SINGAPORE -- Malaysia's central bank cut its key rate for the first time in nearly three years, making it the first economy in Southeast Asia to ease monetary policy after last year's round of tightening.
The Bank Negara Malaysia lowered its overnight policy rate by 25 basis points to 3% on Tuesday. Malaysia last lowered the rate to 3% in July 2016, before hiking it back to 3.25% in January last year.
"While domestic monetary and financial conditions remain supportive of economic growth, there are some signs of tightening of financial conditions," the bank said in a statement. "The adjustment to the OPR is therefore intended to preserve the degree of monetary accommodativeness."
"MPC will continue to monitor and assess the balance of risks surrounding the outlook for domestic growth and inflation," the bank added.
Recent data point to a slowdown, with exports falling year-on-year in both February and March. Inflation hovering around 0% also provided room for the central bank to ease.
Alex Holmes, an emerging Asia economist at Capital Economics, wrote in a note that the cut "is likely to be followed by further easing later in the year" because of low projections for growth and inflation.
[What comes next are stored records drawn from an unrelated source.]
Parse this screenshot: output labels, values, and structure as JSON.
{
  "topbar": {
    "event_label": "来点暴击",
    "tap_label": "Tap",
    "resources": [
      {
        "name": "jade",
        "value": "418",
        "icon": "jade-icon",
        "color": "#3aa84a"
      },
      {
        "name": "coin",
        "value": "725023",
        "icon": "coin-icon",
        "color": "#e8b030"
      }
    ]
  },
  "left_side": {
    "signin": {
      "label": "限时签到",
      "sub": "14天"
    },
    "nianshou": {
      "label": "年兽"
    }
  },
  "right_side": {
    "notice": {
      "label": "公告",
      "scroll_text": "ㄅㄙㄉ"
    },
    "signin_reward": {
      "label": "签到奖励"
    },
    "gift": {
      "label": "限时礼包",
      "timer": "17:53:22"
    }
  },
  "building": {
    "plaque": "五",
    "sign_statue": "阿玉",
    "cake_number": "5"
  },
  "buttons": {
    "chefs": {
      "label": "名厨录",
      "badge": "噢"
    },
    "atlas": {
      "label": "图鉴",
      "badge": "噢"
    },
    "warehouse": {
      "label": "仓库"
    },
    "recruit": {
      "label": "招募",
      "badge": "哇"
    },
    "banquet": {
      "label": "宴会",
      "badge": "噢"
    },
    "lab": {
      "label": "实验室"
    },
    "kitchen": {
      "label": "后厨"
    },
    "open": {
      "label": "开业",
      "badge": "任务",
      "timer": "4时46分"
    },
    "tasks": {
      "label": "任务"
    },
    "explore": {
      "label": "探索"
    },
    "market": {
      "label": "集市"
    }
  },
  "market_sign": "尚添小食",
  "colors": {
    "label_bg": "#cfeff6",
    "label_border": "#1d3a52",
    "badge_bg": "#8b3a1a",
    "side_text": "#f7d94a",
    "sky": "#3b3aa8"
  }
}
Holmes added that the recent spike in trade tensions between Washington and Beijing is likely to have concerned policy makers at the bank.
Many Asian economies, such as Indonesia, the Philippines, Thailand and India, tightened policy last year to support falling local currencies and avoid capital outflows in response to repeated rate hikes by the U.S. Federal Reserve.
Now they are set to change course because of slower inflation and economic uncertainty stemming from the U.S.-China trade tensions.
The Reserve Bank of India cut its rate twice this year, and economist projections show the Philippines' central bank may also suit later this week. Thailand will decide on rates on Wednesday,
International investors are fleeing Malaysia, which is home to Asia's worst-performing major stock market this year. One factor dragging down the country is its heavy reliance on trade. Exports accounted for 71% of gross domestic product in 2017, according to the World Bank.
The central bank said in its statement that the global economy's moderate expansion was at risk of slowing.
"Considerable downside risks to global growth remain, stemming from unresolved trade tensions and prolonged country-specific weaknesses in the major economies, further dampening global trade and investment activities," the bank said.
Nikkei's monthly manufacturing Purchasing Managers' Index shows Malaysia has been one of Asia's worst-performing economies, with the country's headline PMI pointing to a contraction for a seventh month in a row.
Another concern is the European Union moving to ban to use in biofuels of palm oil, one of Southeast Asia's key export commodities. Palm oil prices remain low compared to 12 months ago and have weighed on Malaysian companies that own plantations.